#### Requirement:
Each line of the records that holds "ELEV" should be shown in full.

##########

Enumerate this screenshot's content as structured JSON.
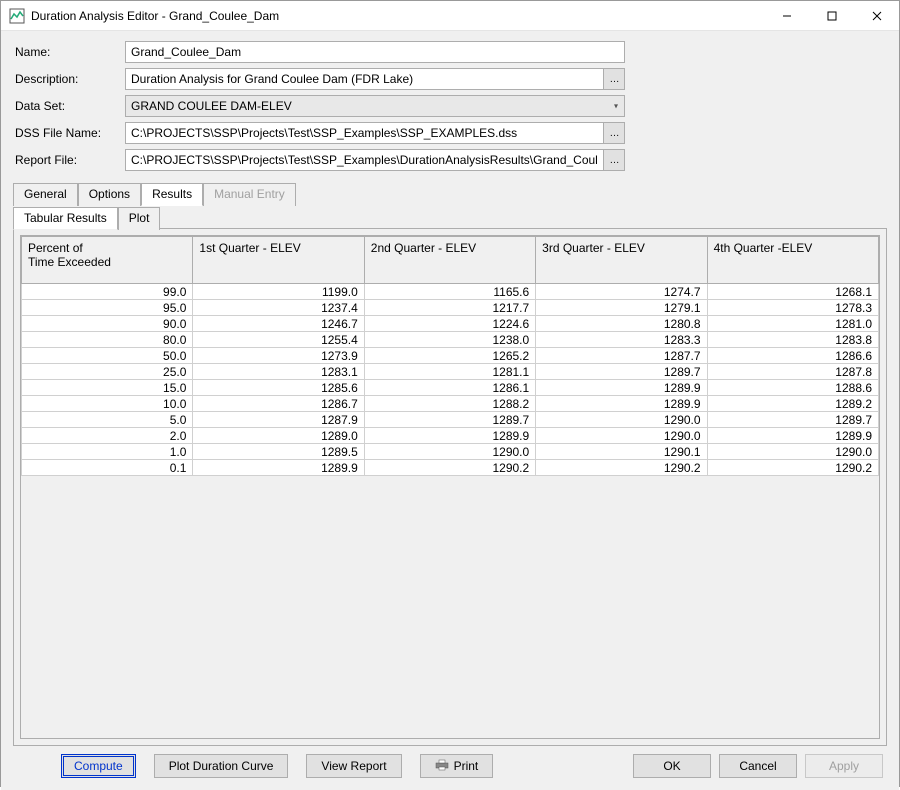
{
  "window": {
    "title": "Duration Analysis Editor - Grand_Coulee_Dam"
  },
  "form": {
    "name_label": "Name:",
    "name_value": "Grand_Coulee_Dam",
    "desc_label": "Description:",
    "desc_value": "Duration Analysis for Grand Coulee Dam (FDR Lake)",
    "dataset_label": "Data Set:",
    "dataset_value": "GRAND COULEE DAM-ELEV",
    "dssfile_label": "DSS File Name:",
    "dssfile_value": "C:\\PROJECTS\\SSP\\Projects\\Test\\SSP_Examples\\SSP_EXAMPLES.dss",
    "report_label": "Report File:",
    "report_value": "C:\\PROJECTS\\SSP\\Projects\\Test\\SSP_Examples\\DurationAnalysisResults\\Grand_Coulee..."
  },
  "tabs": {
    "general": "General",
    "options": "Options",
    "results": "Results",
    "manual": "Manual Entry"
  },
  "subtabs": {
    "tabular": "Tabular Results",
    "plot": "Plot"
  },
  "table": {
    "headers": {
      "percent": "Percent of\nTime Exceeded",
      "q1": "1st Quarter - ELEV",
      "q2": "2nd Quarter - ELEV",
      "q3": "3rd Quarter - ELEV",
      "q4": "4th Quarter -ELEV"
    },
    "rows": [
      {
        "p": "99.0",
        "q1": "1199.0",
        "q2": "1165.6",
        "q3": "1274.7",
        "q4": "1268.1"
      },
      {
        "p": "95.0",
        "q1": "1237.4",
        "q2": "1217.7",
        "q3": "1279.1",
        "q4": "1278.3"
      },
      {
        "p": "90.0",
        "q1": "1246.7",
        "q2": "1224.6",
        "q3": "1280.8",
        "q4": "1281.0"
      },
      {
        "p": "80.0",
        "q1": "1255.4",
        "q2": "1238.0",
        "q3": "1283.3",
        "q4": "1283.8"
      },
      {
        "p": "50.0",
        "q1": "1273.9",
        "q2": "1265.2",
        "q3": "1287.7",
        "q4": "1286.6"
      },
      {
        "p": "25.0",
        "q1": "1283.1",
        "q2": "1281.1",
        "q3": "1289.7",
        "q4": "1287.8"
      },
      {
        "p": "15.0",
        "q1": "1285.6",
        "q2": "1286.1",
        "q3": "1289.9",
        "q4": "1288.6"
      },
      {
        "p": "10.0",
        "q1": "1286.7",
        "q2": "1288.2",
        "q3": "1289.9",
        "q4": "1289.2"
      },
      {
        "p": "5.0",
        "q1": "1287.9",
        "q2": "1289.7",
        "q3": "1290.0",
        "q4": "1289.7"
      },
      {
        "p": "2.0",
        "q1": "1289.0",
        "q2": "1289.9",
        "q3": "1290.0",
        "q4": "1289.9"
      },
      {
        "p": "1.0",
        "q1": "1289.5",
        "q2": "1290.0",
        "q3": "1290.1",
        "q4": "1290.0"
      },
      {
        "p": "0.1",
        "q1": "1289.9",
        "q2": "1290.2",
        "q3": "1290.2",
        "q4": "1290.2"
      }
    ]
  },
  "buttons": {
    "compute": "Compute",
    "plot_curve": "Plot Duration Curve",
    "view_report": "View Report",
    "print": "Print",
    "ok": "OK",
    "cancel": "Cancel",
    "apply": "Apply"
  },
  "icons": {
    "ellipsis": "…"
  }
}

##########

#### Finished task:
    "dataset_value": "GRAND COULEE DAM-ELEV",
      "q1": "1st Quarter - ELEV",
      "q2": "2nd Quarter - ELEV",
      "q3": "3rd Quarter - ELEV",
      "q4": "4th Quarter -ELEV"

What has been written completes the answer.